The woman glances at my hands with worry, giving a slight tsk at the children that are half-hiding behind bowls of porridge at the table. They shirk back out of my sight when she does, only little hands with large spoons visible behind their breakfasts. She turns back to me and smiles. “Jus’ a stones t’ro from Everlook, laddie. Drink up.”
She tips the cup as I press it to my lips and I give her an angry look. She just laughs at me. This stuff tastes like ground up grass. That a hawkstrider pissed in.
I sputter, turning my face and coughing. “Tastes bloody awful!”
“Aye. Had ta put a bit of remedies in it fer yer frostbite.” She scowls at me with a smile playing at her lips. She’s babying me. “Finish it off now.”
Frankly I’d rather finish her off, but I suppose I do owe the family something for taking in a stranger frozen on the side of the road. I’m sniffling and wiping my nose with the back of my hand when I notice her staring at it again. I close my fist quietly and put the teacup back on the saucer she’s holding expectantly.
“What ‘appened there?” she nods to my missing middle fingers.
“Forge accident,” I lie easily, having used that one before. She accepts it as easily as most, with a sigh of relief.
“Aye, shame tha’. So yer a smithy, then?” She smiles warmly now, easing into conversation with unfortunate crippled man. I oblige the fantasy, giving her charming smiles back.
“A jeweler, actually. I deal mostly with antiques,” I tell her, and that one’s not even a lie. There’s a small commotion as the male comes home, letting in a draft that sends the children into squeals of terror in their cotton pajamas. They run towards him for hugs and he lefts a stout arm in a wave towards the woman. He eyes me cautiously and I give him my most pitiful, innocent face as he hangs his musket over the door.

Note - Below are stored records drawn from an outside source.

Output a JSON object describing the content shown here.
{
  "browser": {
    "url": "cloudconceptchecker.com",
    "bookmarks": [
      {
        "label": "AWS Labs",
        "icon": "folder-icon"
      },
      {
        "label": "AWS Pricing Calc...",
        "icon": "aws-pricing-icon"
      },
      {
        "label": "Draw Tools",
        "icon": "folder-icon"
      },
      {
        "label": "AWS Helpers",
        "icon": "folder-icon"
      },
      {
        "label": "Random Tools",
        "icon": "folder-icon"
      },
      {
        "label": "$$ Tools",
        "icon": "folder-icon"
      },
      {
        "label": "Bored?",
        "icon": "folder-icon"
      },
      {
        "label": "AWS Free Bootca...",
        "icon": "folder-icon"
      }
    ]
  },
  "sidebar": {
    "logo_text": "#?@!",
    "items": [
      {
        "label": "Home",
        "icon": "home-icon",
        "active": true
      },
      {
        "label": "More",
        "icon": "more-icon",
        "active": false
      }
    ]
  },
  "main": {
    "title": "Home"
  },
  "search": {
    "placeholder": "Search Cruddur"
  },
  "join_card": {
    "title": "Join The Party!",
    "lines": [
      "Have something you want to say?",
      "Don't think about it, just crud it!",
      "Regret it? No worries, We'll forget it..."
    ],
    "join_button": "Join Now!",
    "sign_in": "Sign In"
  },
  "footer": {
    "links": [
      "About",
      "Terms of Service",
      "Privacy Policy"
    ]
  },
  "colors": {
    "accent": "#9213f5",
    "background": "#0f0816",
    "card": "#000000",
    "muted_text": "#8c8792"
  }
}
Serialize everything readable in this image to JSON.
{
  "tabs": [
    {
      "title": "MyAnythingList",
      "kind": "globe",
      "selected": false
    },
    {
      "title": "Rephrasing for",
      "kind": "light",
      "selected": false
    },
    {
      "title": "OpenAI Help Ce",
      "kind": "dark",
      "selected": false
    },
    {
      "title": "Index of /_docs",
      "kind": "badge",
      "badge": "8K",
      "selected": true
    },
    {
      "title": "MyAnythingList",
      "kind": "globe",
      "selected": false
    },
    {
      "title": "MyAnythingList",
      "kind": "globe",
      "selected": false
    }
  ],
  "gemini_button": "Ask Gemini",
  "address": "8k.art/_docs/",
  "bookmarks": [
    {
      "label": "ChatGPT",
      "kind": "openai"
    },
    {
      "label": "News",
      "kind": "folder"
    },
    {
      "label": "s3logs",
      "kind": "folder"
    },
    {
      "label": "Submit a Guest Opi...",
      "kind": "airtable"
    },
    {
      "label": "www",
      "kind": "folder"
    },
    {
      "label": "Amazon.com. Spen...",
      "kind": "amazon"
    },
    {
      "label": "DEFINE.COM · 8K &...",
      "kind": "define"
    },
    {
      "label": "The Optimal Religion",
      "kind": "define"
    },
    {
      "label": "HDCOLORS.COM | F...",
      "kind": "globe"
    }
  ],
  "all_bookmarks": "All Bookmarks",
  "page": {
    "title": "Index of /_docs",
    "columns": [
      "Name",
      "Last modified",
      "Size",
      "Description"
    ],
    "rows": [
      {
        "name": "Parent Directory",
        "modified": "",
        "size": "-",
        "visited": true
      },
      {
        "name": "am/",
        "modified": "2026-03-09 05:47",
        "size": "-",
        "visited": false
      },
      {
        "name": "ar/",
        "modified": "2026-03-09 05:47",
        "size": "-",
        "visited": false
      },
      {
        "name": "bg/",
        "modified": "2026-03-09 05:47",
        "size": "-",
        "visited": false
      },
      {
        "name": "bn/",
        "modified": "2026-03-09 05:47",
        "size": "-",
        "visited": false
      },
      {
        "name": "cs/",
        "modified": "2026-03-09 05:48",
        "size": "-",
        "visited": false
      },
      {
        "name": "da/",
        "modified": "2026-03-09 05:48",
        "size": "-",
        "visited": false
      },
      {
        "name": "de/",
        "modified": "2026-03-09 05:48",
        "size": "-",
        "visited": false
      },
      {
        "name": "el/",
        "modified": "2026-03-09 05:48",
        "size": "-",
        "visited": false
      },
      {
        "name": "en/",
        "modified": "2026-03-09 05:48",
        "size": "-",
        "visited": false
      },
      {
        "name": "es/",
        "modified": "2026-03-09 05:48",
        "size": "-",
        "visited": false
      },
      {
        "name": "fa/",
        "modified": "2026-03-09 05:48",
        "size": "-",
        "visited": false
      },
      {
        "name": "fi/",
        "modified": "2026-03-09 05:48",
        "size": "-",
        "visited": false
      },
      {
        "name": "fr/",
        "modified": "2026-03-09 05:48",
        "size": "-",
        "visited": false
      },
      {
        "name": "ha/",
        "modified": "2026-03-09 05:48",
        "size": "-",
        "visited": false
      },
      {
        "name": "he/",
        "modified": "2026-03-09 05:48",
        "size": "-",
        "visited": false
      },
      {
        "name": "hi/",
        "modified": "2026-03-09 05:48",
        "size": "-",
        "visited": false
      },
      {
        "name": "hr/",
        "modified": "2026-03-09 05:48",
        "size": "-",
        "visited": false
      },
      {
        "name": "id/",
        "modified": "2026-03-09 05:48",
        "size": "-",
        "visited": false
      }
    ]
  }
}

“What’s an antique jewler doin’ all tha way up ‘ere in Winterspring? I cannae think tha’ there’s many buyers in Everlook. Travelin’ town mostly, innit?” She pries.
“No, not many. I’m not here on business,” I say, repressing a yawn. The heat of the blankets its starting to feel heavy and comforting, filling my head with gauzey sleep.
She presses her fat little hand against my cheeks and clucks at my temperature. “Pleasure then?”
I scoff, rolling my eyes towards the snow-filled window above the bed. Tylien’s probably already left, back to her life and gone from the black mistake that was Iloam Blacksong. I realize I’m scowling when I say, “Not pleasure, either.”
She gives me a knowing look. “A lass, then. I knew yeh had a melancholy about yeh.” She gets up, moving to the teapot ontop of the cast iron stove. “This calls fer more tea, aye?”
I remember Tylien’s earrings, settled at the bottom of the teapot she held in her lap, our blood mixed in the water to make the ward of protection. She’d looked so bloody scared. I’d done that to her.
I lean my head back against the tiny bedframe, watching the window well fill with even more flakes of pristine white snow. My eyelids fall together, heavier than just a fever, and I force myself to try to forget Tylien Sunstorm like she’s forgotten me.
“Put some whiskey in it, will you, Crumpet?”